Emotional third Open victory for Tiger Woods
After an absence of 39 years, The Open returned to Royal Liverpool. For many players, it was their first experience of the Hoylake links and day after day of intense heat had baked the course, producing fast-running fairways. A thunderstorm and heavy rain delayed the opening round by half an hour and it was precisely 7.00am when Peter Hedblom struck the first ball of the Championship.
The defending champion, Tiger Woods, had a promising start. An eagle at the 18th for a 67 left him just one shot behind the first day leader, Ireland’s Graeme McDowell, whose 66 was a new course record. Keeping Woods company were Greg Owen, Miguel Angel Jimenez, Keiichiro Fukabori and Anthony Wall, the only player of the day to secure two eagles.
Woods used his driver only once during the four days of play — at the 16th on day one. Realising from his first practice round that he could drive over 370 yards, measures were needed to control the ball. His five wood was replaced with a two iron, although he would occasionally hit a three wood off the tee. His game plan was to keep the ball on the fairway and stay short of the bunkers.
Friday’s play set the stage for a dramatic weekend. Chris di Marco improved on McDowell’s record, shooting a 65 for an aggregate of 135. A birdie at the 11th for Woods took him to the top of the leaderboard for the first time. He also scored a 65, giving him an aggregate of 132 and a three-stroke lead. Ernie Els became the third player of the day to post a 7 under par round to close Woods’ lead to just one stroke.
Day three saw Woods and Els both score 71, but there were some low scores, which brought more challengers to the fore. On the inward nine, Woods three-putted three times and finished on 13 under. Equalling the course record with the fourth 65 of the week, Garcia climbed from 5 under to 12 under par. Els, whose short game kept him in contention, shared 2nd place with Garcia and Chris di Marco, who posted a 69. Jim Furyk and Angel Cabrera both scored 66 to end the day two shots behind Woods.
The final round drew to a much-anticipated conclusion, as Woods methodically fought off the chasing pack. His playing partner, Garcia, had lost the momentum of the previous day. Missing a short putt at the 2nd, his fortunes failed to improve and he finished with a 73 in joint 5th position with Hideto Tanihari. Four pars and a birdie at the 5th meant Els was tied with Woods on 13 under. Woods responded by holing the 5th from 12 feet for an eagle and a two shot lead. By his own admission, Els’ game lost direction when he bogeyed the 8th and 11th. He finished on 71 in 3rd place with a score of 275.

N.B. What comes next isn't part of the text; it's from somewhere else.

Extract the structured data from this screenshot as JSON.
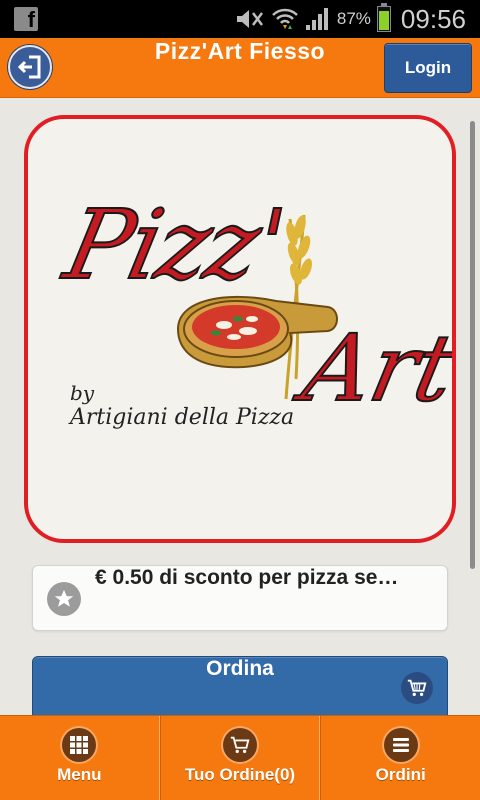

Di Marco, who went out in 35, level par, remained the only threat to Woods. He came within one shot of the leader, but at the par 4 14th hole looked to be in trouble after his three-iron approach landed in the rough. He rescued it with a superb putt from over 40 feet to save par. Woods raised his game to yet another level and secured a birdie. He birdied the next two holes, continually keeping di Marco just out of reach.
Di Marco’s closing round of 68, 16 under par, left him two shots behind Woods, who posted a 67 for an aggregate of 270. It was Woods’ 3rd Open Championship victory and 11th major title.